There are certain fundamental dos and don’ts of governance one of which is about the conflict of interest. Those in the position of taking or influencing a decision should in no way be direct of indirect beneficiary of such a decision. Any violation of this principle hurts people at large. In Pakistan, majority of sugar barons sit in the National Assembly and they do not let any legislation through which directly or indirectly affects their interests. They would not even allow any legislation against cartelization of sugar industry because they themselves form cartels to fleece the public. The Competition Commission of Pakistan has been made toothless through feet-dragging on passage of its governing statute. The sugar barons are operating like underworld mafia and fleecing the public in a professional manner.
It has been widely reported that taking advantage of rising prices of sugar in international market, sugar barons are flouting a government ban on the export of sugar. The sugar has not been exported; it has been smuggled out of Pakistan to Afghanistan where prices are comparatively higher.

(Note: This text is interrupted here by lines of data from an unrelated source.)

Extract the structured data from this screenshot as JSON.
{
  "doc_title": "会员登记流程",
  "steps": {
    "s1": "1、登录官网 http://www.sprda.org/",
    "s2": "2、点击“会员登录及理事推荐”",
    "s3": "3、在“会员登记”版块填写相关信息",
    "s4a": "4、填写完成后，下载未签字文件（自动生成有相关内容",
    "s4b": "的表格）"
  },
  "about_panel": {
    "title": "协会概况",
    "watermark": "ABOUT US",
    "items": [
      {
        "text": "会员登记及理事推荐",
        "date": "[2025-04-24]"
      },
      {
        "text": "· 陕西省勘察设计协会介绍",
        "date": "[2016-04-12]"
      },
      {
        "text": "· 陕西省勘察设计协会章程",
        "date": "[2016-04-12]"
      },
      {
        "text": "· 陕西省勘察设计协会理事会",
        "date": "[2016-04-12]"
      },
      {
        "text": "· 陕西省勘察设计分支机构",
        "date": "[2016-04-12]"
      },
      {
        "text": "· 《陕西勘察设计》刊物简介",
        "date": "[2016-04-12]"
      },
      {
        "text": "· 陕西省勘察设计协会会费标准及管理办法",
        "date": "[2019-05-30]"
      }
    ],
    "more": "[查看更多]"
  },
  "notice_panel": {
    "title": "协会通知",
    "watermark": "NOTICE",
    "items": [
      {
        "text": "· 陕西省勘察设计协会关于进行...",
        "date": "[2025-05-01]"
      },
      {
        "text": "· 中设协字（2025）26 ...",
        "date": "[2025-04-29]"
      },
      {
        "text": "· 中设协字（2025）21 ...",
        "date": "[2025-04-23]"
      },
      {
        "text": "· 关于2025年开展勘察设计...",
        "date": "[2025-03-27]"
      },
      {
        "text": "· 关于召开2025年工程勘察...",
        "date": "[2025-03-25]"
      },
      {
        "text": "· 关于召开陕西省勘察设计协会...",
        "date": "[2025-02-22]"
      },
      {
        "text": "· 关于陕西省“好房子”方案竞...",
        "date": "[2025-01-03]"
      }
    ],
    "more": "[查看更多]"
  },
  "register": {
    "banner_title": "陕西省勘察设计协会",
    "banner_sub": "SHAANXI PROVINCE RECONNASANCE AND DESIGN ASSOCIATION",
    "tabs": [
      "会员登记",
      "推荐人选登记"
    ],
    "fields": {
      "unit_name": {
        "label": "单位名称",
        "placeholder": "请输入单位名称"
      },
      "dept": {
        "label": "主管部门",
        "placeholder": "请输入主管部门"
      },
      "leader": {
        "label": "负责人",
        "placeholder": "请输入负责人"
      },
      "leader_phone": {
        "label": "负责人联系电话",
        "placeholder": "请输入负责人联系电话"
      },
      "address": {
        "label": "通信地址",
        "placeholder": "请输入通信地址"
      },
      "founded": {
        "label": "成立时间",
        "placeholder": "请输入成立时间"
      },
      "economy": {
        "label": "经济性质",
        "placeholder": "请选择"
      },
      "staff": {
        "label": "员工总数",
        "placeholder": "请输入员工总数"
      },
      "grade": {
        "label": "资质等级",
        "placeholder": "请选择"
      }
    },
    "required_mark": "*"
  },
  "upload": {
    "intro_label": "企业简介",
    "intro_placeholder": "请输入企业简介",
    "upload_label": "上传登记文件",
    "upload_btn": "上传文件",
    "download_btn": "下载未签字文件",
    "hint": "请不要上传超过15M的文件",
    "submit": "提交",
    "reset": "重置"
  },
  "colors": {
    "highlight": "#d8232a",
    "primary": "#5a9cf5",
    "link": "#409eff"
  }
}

On one hand, the sugar is being smuggled and on the other its import by TCP being delayed to create windfall for sugar daddies.
The implications are now hitting everyone as the sugar crisis in the country has taken a turn for the worst. The sugar mills have sold 95 per cent of their stocks but prices of the commodity continue to spiral every day. Sugar prices in the last month increased by around Rs10-14. The product was available for Rs69-72 per kg on August 1, but is currently being sold for Rs80-86 per kg. Express Tribune has reported that the industry stakeholders believe the rates would further rise in coming weeks, as sugar stocks are very low while imported sugar has not reached on time. The delay in the arrival of sugar would cause a gap between demand and supply, they said, adding that other reasons had also contributed to the sugar crisis and the sharp price increase.
Pakistan Sugar Mills Association (PSMA) chairman Iskander M Khan, said that the cabinet had decided to ban the export of raw sugar and stop smuggling of gur to Afghanistan, but the decision was not taken seriously. He said that raw sugar was smuggled to Afghanistan, where prices are very high. “The country lost at least 100,000 tons of sugar due to smuggling,” he explained.
“We have even consumed re-melting stock and now only 300,000 tons of sugar is left,” he said, adding it is the lowest-ever level of sugar stock at mills. Khan said re-melting stocks are used to recycle and make new sugar and normally 40,000-50,000 tons of sugar remain in mills. “This year, we have neither re-melting nor any carryover stocks,” he lamented. He said the millers should not be blamed for the sugar shortage, as stocks are already close to depletion.
“The lethargic attitude of the Trading Corporation of Pakistan (TCP) concerning the shortage of sugar resulted in a delayed decision to import sugar. It caused a shortage in local market and prices started increasing,” he added. On July 29, the Economic Coordination Committee (ECC) had directed the TCP to finish the ongoing sugar import of 575,000 tons by making all possible efforts to open tenders for the remaining 375,000 tons, but the TCP could not import sugar on time. Consequently, the price of sugar increased in the local market.
The price of sugar in the international market is currently hovering at $750 per ton and its landed cost at Karachi airport is around Rs70-72 per kg. If transportation charges to other cities are included, then the price increases to Rs75-77 per kg. The price excludes sales tax and any other federal duties. According to the Federal Board of Revenue, the government has lost around Rs2.5 billion to date due to reduced sales tax on sugar. Sugar Dealers Association Punjab President Rana Muhammad Ayub said imported sugar would arrive by the end of September and would cost around Rs75 per kg. He said after arrival of sugar, prices would stabilize around Rs82-85 per kg.
Sugar production in fiscal year 2009-10 amounted to 3.1 million tons and carryover stocks from 2009 were 500,000 tons. However, this year Pakistan does not have any carryover stocks. Average sugar production in one year has been around 3.7 million tons.